SyncUp With StudySync
On my way to a meeting in San Francisco, I'm driving south on Highway 121, the Sonoma vineyards racing by on both sides - nice place to live. Being the stimulus junky that I am, I scrolled through the iTunes playlist on my dash. Nothing. So I hit the radio, clicked off the rap station my teenage son had set, and tapped into 88.5 catching mid-conversation the CEO of a major book retailer, an executive from a large publishing company, and an NPR interviewer. Articulate, thoughtful, FM voices. The topic if the day - books going digital and how all the new devices are affecting the experience of reading.
Am I wrong or was this the same conversation from, oh I don't know, maybe a dozen years ago? Ink on a page vs. pixels on a screen. That's news? Really?
The audience called in with comments, like:
One of the cornerstones of StudySync is SyncTV. We define SyncTV as broadcast quality videos that capture the experience of college-level students interacting as they construct meaning from a short text or excerpt.
The students model excellence in critical thinking by exchanging ideas, examining premises and assumptions, and reading the author's words closely for meaning.
In his white paper (pdf), New Rules For A New Game, Dr. Lawrence Baines, Chair of Instructional Leadership and Academic Curriculum at the University of Oklahoma, notes:
Recent analyses of classroom discussions have found that students are engaging in few in-depth conversations about reading during the school day. Indeed, the liveliest discussions in the best classrooms were found to be superficial and fleeting—lasting, on average, less than a minute. Students today may not know how to participate in a good discussion because they have seldom participated in one.
"How do I engage my kids in current events, so that they not only learn from them, but actually participate in the process, and enjoy the experience?"
Our answer: make it engaging, utilize technology that is second nature to them, allow for real-time participation, and make it fun. That was the idea behind StudySync Blasts: an interactive tool designed to stimulate student interest and encourage thoughtful discussion about important, present-day issues.
Each Blast contains a thought provoking question posed to students based on relevant issues that they face as they try to make sense of the world around them.
Then, as ratings are compiled, the students are shown the top ten posts. This adds a competitive, gaming component to the process as well. So students not only have fun, but become inspired to make the most concise, compelling, and intelligent statement.
But don't just take our word for it.
English teacher Ryan Gilbert describes his classroom experience:
While a Blast might limit them to 140 characters to respond, which in itself is good practice in being concise, students can do far more than the five reviews and ratings than I require. And they do.
Recently, the Auburn, Maine school department approved an expenditure of $200,000 for 285 iPads, equipping both students and teachers. Now, that alone isn’t news; it’s the fact that the iPads are going to kindergartners in an effort to boost literacy rates.
This is a very interesting development, especially to someone who develops educational software, and who has a kindergartner. I can only imagine the debate in our household if this announcement came about our child’s school.

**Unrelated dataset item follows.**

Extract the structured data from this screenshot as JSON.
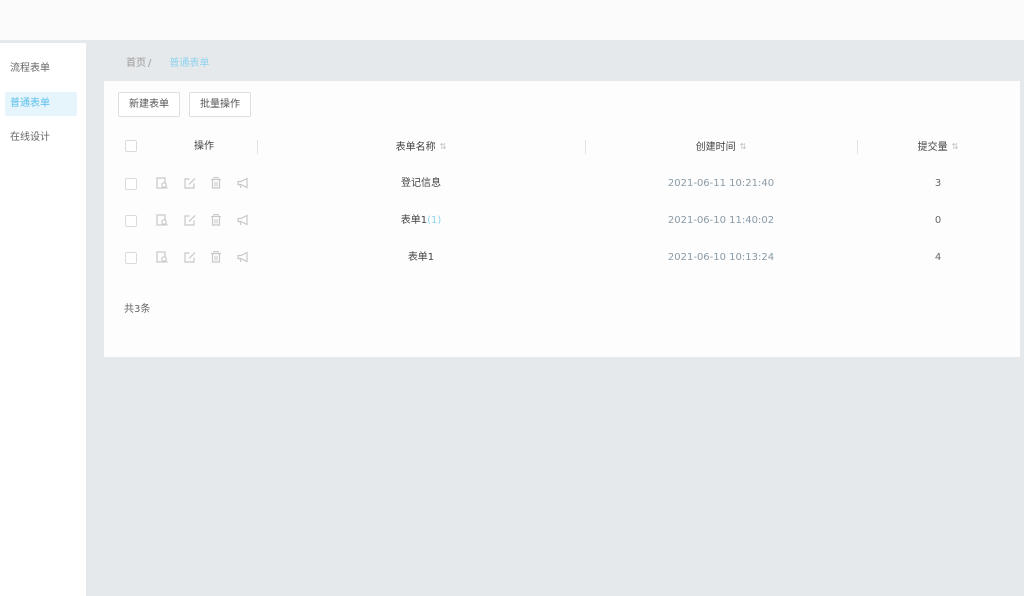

When my own 6-year daughter comes to me, iPad in hand, and says, “Look, Dad. I just scored my highest score!”, I cringe as my wife shakes her head. If Fruit Ninja and the promise of perfecting the four-finger swipe was the only thing available on the iPad, it would be gone from our household forever. My wife would rather see our daughter swiping a paint brush. I believe that our child's use of the iPad is perfectly acceptable provided that she's looking to get her highest score in Math Bingo instead.
Certainly, this discussion doesn't end within the walls of our homes. Without great surprise, there has been a lot of chatter about this topic on the web. Is access to technology overly pervasive? Are kindergartners too young for this type of technology?
I’m a single dad with two high school children, both of whom live with me full-time. They’re good students. Good kids. I’m very lucky. My house has been the go-to place for their friends since they were little, and, having coached sports for years, I feel I know most of them well.
So, I’m not worried when I say, if you can show me a teenager who read Walden over the summer, for fun or even as an AP English class requirement – and I mean cover to cover – well, I’ll eat a bowl of raw mushrooms (and those that know me know that’s saying a lot).
What does worry me is that my bookshelves are filled with titles of similar fate, fiction and nonfiction. Those volumes are the accumulation of centuries of knowledge. Without a basic understanding of what’s in them – the core purpose for education – opinions are unsupported and society cannot advance.
When these kids get to college, and their professors make reference to Thoreau’s reflections on isolating himself from society (conveniently neglecting to mention his frequent trips into Concord for a fine meal and a glass of vino with Emerson), my guess is these students will recall the summary in SparkNotes that they gobbled down a week before summer ended. They will not have experienced the subtle poetic language or the grace of his internal reflections.